Except Dusty then told us that where we had been was actually only LITTLE Red, Big Red was about a kilometre further along the sand dune. So a couple of days later we went back out, took the track that ran along the base of the sand dune, and arrived at BIG Red, and yes, it was bigger. It was the same sand dune as Little Red, but further along. Evan deflated the tyres to 30 psi and gave it a go, but after three tries gave up. A man in the car park, obviously far more experienced than we were, said we would have to deflate to about 20 psi, which we decided against since it takes ages to pump them back up again with the compressor, so we walked up. We could see the next sand dune across in the distance, there were a group of vehicles trying to climb it, and having quite a lot of trouble. It must be very hard work to cross all 1100-odd sand dunes of the Simpson Desert ....
Now THIS is Big Red!
From the top, looking down to the car park.
The next sand dune off in the distance. We watched three vehicles have several attempts to get over it.
We had the place to ourselves. The owners of the other vehicles left soon after we got there.
2008 was the second Annual Birdsville Bronco Branding, and one of the highlights of the year. It hasn't become a huge tourist drawcard (yet) but is very popular with the locals. Teams come from stations all over the entire area, some as far away as Murnpeowie Station, more than 600 km south in South Australia. There are various events such as the calf riding, colt riding, a woodchop event, and the bronco branding itself.
The bronco branding entails a team of four, one person on a horse to rope a calf and pull it over to the bronco panel, a specially constructed fence arrangement, one person helps push the calf against the panel while another ropes one of the calf's front legs, and the fourth ropes the calf's back leg, both of which are tied to the panel. When all is secured, the calf is pushed over sideways whilst one person runs for the paint branding irons, dashes back and marks the calf, and then returns the brands to the paint pot while the calf is released. The first calf must be roped within 2 minutes, and they get six minutes to rope and brand three calves. The best teams can do it in less than this time, but quite often teams are disqualified for not lassoing their first calf within two minutes. The calf must be roped by throwing the rope forwards over the horse's neck, and it must be cleanly over the calf's neck — sometimes a leg gets roped in as well, this is a foul and the calf must be released. There are two judges who follow everything very closely, and award points for subtleties that are beyond me. There are quite a few women who compete in the teams as well, they breed them tough out here ....

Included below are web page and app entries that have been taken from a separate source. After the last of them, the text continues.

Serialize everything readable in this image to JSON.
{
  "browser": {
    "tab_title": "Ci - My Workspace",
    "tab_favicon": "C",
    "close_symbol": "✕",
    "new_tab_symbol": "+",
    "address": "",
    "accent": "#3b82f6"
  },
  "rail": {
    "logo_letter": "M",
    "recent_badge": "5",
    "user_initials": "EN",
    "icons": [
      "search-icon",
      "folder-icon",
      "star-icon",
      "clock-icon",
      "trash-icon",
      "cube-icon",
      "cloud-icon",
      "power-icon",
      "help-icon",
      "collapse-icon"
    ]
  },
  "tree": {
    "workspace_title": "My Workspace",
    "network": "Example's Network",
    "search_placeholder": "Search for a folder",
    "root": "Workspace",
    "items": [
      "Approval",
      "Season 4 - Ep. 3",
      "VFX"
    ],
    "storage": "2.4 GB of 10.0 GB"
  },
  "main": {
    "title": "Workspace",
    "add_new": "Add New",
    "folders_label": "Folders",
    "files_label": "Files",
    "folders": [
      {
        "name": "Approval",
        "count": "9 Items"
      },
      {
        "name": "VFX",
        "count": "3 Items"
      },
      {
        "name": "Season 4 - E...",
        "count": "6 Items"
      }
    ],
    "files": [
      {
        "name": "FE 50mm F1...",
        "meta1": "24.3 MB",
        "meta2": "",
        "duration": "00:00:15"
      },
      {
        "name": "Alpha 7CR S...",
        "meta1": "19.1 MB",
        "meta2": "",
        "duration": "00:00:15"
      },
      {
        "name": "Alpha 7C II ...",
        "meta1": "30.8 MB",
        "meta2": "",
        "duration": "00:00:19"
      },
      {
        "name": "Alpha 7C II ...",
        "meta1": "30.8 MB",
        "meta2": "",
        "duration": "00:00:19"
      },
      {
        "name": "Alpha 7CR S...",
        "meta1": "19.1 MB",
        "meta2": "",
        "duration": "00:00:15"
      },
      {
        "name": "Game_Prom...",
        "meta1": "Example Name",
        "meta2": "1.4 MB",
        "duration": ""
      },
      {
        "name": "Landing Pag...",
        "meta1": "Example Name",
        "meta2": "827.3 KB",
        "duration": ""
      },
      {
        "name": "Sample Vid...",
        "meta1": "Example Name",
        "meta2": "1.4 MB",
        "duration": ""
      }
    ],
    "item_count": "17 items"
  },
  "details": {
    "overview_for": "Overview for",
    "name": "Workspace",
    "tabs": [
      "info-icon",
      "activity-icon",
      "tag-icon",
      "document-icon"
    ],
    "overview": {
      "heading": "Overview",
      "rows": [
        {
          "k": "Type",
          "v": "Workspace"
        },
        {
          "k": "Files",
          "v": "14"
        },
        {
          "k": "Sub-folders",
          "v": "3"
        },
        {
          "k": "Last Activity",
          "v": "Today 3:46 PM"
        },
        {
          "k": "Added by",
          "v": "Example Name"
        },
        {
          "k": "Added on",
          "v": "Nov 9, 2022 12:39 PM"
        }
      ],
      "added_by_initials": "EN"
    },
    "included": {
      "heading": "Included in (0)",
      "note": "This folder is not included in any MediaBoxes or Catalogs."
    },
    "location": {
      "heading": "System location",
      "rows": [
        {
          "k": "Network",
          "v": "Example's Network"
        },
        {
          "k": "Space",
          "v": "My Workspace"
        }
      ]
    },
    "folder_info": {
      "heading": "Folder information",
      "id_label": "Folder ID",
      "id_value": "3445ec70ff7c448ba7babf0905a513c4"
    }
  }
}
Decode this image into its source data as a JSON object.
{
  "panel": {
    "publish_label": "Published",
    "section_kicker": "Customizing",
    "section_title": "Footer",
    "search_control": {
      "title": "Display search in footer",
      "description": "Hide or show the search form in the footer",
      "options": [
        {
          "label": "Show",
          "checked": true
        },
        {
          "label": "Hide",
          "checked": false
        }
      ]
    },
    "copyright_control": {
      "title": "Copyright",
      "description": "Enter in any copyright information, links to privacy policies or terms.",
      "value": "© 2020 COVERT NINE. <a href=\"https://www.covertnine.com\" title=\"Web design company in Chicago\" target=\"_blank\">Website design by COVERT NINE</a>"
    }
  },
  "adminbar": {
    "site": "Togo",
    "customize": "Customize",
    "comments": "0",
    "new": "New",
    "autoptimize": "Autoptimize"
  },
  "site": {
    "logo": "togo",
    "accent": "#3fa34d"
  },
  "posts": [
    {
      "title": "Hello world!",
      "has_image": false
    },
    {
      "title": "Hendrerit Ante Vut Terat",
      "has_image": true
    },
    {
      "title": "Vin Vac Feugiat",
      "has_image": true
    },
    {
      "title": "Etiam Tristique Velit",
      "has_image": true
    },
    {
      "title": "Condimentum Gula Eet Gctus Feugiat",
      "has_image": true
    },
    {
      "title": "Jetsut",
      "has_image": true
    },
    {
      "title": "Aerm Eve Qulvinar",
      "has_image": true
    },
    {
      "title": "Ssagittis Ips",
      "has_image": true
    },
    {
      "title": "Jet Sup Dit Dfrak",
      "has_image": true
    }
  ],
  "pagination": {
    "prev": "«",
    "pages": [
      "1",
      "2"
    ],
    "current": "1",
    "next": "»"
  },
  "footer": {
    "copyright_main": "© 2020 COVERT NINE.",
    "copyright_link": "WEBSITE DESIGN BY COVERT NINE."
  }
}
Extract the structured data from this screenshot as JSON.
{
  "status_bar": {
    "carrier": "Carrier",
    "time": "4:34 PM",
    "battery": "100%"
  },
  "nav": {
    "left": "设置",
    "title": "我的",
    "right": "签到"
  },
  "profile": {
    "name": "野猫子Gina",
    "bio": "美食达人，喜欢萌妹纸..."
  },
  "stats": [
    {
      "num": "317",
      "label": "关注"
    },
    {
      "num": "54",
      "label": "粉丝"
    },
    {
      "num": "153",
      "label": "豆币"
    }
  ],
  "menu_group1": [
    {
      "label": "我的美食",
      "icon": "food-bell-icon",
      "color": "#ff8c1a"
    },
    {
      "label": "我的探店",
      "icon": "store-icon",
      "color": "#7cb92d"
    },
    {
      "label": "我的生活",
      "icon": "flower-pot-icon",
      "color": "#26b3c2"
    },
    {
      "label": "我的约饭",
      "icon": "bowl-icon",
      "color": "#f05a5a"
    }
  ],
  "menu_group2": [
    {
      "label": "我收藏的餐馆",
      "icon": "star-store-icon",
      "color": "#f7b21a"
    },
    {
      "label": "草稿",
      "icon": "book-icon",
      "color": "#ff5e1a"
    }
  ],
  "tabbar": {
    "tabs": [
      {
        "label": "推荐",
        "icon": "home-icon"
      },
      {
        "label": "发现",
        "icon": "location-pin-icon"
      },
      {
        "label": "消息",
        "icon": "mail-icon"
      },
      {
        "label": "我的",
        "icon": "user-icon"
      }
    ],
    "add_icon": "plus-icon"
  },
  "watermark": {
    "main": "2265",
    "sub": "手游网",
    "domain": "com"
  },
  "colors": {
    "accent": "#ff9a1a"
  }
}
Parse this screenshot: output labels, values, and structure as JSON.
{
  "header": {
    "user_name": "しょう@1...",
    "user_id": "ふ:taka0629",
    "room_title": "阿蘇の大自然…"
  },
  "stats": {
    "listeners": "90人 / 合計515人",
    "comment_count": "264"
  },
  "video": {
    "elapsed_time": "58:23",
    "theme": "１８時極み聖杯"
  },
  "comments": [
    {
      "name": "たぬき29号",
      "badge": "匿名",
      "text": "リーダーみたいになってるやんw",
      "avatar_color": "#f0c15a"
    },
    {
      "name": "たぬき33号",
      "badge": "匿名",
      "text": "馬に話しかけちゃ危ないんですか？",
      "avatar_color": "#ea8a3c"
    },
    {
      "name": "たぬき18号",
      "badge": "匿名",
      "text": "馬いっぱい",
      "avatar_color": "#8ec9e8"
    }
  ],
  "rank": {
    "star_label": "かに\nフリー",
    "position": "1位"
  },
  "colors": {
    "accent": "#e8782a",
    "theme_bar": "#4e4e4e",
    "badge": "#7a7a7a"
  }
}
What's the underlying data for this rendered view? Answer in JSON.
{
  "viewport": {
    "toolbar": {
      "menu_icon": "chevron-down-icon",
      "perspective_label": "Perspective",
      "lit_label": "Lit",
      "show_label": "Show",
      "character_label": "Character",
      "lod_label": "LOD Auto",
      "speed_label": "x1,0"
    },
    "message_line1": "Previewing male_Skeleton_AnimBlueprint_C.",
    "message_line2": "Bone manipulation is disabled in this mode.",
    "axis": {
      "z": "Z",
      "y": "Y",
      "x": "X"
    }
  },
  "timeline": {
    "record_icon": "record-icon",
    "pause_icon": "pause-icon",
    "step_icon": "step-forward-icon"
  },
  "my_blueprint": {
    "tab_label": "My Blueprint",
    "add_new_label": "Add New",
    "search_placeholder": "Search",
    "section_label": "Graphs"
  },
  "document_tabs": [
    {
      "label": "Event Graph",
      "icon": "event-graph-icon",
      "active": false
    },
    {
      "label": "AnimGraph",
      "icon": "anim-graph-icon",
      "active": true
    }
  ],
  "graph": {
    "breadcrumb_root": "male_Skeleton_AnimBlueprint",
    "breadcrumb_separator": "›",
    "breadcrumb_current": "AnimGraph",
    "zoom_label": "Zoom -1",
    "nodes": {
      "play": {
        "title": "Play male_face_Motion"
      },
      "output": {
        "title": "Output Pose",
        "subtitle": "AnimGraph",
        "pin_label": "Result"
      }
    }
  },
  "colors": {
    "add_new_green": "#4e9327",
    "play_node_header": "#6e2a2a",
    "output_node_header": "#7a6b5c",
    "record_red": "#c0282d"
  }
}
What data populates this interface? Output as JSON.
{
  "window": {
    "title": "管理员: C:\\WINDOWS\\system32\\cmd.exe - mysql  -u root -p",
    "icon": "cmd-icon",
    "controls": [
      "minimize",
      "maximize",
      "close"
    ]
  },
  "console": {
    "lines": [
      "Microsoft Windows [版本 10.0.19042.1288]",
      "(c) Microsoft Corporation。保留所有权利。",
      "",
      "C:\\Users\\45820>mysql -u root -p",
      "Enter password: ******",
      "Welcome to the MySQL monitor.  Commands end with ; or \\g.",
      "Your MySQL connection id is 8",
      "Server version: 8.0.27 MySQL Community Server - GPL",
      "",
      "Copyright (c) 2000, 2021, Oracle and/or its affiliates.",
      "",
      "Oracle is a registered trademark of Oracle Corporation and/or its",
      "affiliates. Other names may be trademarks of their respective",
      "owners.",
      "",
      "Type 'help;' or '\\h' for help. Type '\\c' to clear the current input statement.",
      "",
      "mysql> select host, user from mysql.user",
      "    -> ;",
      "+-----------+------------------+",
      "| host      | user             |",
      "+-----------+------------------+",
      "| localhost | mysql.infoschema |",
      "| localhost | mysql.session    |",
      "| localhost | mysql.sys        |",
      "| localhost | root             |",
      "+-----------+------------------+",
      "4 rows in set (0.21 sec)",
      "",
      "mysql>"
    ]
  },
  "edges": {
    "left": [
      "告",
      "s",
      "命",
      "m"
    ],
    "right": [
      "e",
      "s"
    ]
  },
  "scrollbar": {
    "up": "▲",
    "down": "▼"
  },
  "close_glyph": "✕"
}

I helped out in the food trailer both evenings, so missed a fair bit of the action, but the colt riding was pretty full-on — they were smallish horses, but boy, were some of them mean! I looked up at the bangs and crashes that were coming from the enclosure, one guy got thrown off into the fence and then the horse fell into the fence almost on top of him. He said later that he hadn't wanted to wear the helmet the organisers insisted on, but was very glad of it after that. Patrick, the Irish mechanic at the servo had a go, he said later that he didn't think something that took 30 seconds to do could still hurt so much after three days!
First rope your calf .....
.... drag it over to the bronco panel ....
.... push it up against the panel .....
.... whilst the front and back legs are secured.
Push the calf over ....
.... apply the branding paint ....
.... and return the brands to the pot.
The judges keep a very careful eye on everything.
The woodchop — chop the top off your log, dig a hole and plant it upright, then chop it down again at the bottom.
I quit my job as a Graphic Designer in Sydney and moved with my husband Evan to outback Queensland to experience what the other Australia is like. We have a lovely one-bedroom unit with a view of the desert.